**Your task**
Reproduce the data exactly. Omit no record.

*** Dataset Section Begins ***

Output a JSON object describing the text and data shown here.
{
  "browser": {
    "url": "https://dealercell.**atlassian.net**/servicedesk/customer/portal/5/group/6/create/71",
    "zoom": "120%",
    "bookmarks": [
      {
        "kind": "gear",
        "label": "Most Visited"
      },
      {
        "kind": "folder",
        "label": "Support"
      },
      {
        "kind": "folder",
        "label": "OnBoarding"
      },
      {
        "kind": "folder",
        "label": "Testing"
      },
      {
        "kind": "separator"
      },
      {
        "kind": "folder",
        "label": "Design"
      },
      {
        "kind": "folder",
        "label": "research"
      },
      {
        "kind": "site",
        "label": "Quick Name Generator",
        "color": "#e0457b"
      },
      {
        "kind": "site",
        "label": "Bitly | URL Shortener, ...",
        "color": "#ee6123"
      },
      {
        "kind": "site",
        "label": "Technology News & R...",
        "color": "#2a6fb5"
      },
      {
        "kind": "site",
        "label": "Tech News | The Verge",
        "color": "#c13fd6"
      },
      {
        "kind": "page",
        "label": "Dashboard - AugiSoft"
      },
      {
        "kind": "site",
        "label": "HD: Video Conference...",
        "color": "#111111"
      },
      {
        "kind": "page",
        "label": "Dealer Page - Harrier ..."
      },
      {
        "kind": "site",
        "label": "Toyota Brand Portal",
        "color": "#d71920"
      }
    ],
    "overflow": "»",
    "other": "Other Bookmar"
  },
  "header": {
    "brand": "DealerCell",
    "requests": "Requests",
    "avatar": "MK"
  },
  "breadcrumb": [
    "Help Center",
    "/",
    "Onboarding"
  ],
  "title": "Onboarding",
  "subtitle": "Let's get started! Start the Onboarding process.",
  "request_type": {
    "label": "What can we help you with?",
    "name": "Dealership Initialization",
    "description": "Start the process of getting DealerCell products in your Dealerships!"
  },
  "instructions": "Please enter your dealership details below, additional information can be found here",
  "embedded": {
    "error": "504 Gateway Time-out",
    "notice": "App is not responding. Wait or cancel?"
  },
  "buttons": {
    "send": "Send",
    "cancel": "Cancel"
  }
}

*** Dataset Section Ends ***

**Task output**
Output a JSON object describing the text and data shown here.
{
  "browser": {
    "url": "https://dealercell.**atlassian.net**/servicedesk/customer/portal/5/group/6/create/71",
    "zoom": "120%",
    "bookmarks": [
      {
        "kind": "gear",
        "label": "Most Visited"
      },
      {
        "kind": "folder",
        "label": "Support"
      },
      {
        "kind": "folder",
        "label": "OnBoarding"
      },
      {
        "kind": "folder",
        "label": "Testing"
      },
      {
        "kind": "separator"
      },
      {
        "kind": "folder",
        "label": "Design"
      },
      {
        "kind": "folder",
        "label": "research"
      },
      {
        "kind": "site",
        "label": "Quick Name Generator",
        "color": "#e0457b"
      },
      {
        "kind": "site",
        "label": "Bitly | URL Shortener, ...",
        "color": "#ee6123"
      },
      {
        "kind": "site",
        "label": "Technology News & R...",
        "color": "#2a6fb5"
      },
      {
        "kind": "site",
        "label": "Tech News | The Verge",
        "color": "#c13fd6"
      },
      {
        "kind": "page",
        "label": "Dashboard - AugiSoft"
      },
      {
        "kind": "site",
        "label": "HD: Video Conference...",
        "color": "#111111"
      },
      {
        "kind": "page",
        "label": "Dealer Page - Harrier ..."
      },
      {
        "kind": "site",
        "label": "Toyota Brand Portal",
        "color": "#d71920"
      }
    ],
    "overflow": "»",
    "other": "Other Bookmar"
  },
  "header": {
    "brand": "DealerCell",
    "requests": "Requests",
    "avatar": "MK"
  },
  "breadcrumb": [
    "Help Center",
    "/",
    "Onboarding"
  ],
  "title": "Onboarding",
  "subtitle": "Let's get started! Start the Onboarding process.",
  "request_type": {
    "label": "What can we help you with?",
    "name": "Dealership Initialization",
    "description": "Start the process of getting DealerCell products in your Dealerships!"
  },
  "instructions": "Please enter your dealership details below, additional information can be found here",
  "embedded": {
    "error": "504 Gateway Time-out",
    "notice": "App is not responding. Wait or cancel?"
  },
  "buttons": {
    "send": "Send",
    "cancel": "Cancel"
  }
}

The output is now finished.